#### [Exercise prompt]
Which lines of the data hold the word "screenshot"? Copy all of them.

··· Task data

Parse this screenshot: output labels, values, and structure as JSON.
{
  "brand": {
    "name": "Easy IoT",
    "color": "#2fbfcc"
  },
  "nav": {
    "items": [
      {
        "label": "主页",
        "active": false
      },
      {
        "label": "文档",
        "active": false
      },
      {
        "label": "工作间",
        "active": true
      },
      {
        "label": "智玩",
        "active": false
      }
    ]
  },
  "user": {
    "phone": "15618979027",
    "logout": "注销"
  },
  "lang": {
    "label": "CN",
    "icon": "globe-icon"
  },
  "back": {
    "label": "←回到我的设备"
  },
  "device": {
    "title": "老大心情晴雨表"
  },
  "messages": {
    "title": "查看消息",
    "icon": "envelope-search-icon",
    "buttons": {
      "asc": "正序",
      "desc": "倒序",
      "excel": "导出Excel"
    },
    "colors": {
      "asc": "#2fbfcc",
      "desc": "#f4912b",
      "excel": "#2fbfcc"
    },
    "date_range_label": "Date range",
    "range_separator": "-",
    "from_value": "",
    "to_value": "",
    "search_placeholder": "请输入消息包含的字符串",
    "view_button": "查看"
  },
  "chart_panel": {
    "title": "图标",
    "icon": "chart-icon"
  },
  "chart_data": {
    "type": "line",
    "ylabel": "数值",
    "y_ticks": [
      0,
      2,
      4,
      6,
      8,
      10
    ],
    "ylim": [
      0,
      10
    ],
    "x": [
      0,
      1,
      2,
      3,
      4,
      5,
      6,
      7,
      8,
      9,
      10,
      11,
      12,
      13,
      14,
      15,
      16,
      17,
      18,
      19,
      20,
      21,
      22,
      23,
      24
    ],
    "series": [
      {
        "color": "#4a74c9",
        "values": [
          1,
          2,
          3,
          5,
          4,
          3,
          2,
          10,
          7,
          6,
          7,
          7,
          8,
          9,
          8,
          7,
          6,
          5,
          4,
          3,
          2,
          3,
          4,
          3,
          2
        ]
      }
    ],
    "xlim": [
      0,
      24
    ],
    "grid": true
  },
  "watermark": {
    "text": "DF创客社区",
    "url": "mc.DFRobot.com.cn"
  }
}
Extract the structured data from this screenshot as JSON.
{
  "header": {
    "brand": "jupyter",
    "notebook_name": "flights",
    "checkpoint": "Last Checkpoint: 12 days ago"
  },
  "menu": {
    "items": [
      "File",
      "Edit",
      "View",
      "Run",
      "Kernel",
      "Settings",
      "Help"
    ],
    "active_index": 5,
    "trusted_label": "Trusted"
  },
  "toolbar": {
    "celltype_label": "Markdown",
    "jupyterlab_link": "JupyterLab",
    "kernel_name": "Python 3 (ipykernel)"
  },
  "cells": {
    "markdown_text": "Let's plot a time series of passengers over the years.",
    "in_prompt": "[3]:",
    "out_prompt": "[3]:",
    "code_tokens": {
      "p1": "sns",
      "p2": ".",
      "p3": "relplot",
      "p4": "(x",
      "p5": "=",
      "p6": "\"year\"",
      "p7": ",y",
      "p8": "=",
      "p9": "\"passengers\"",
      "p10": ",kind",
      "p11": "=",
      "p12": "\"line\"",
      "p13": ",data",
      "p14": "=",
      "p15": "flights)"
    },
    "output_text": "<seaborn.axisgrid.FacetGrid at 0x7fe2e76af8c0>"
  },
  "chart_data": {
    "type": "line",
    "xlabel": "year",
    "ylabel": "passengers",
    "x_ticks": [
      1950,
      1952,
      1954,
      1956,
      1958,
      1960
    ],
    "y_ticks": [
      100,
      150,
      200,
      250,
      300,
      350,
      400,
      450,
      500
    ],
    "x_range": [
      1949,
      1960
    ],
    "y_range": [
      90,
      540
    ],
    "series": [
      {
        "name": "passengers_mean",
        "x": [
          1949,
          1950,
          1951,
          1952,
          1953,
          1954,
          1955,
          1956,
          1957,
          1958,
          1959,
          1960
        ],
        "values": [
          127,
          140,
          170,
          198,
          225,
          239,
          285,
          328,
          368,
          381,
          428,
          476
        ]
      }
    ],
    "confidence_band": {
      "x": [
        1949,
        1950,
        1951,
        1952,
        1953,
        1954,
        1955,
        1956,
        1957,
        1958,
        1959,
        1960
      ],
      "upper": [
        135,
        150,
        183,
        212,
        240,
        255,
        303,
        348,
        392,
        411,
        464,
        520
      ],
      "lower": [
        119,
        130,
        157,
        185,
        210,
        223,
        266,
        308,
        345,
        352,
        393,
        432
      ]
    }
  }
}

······

#### [Solution for this task]
Parse this screenshot: output labels, values, and structure as JSON.
Extract the structured data from this screenshot as JSON.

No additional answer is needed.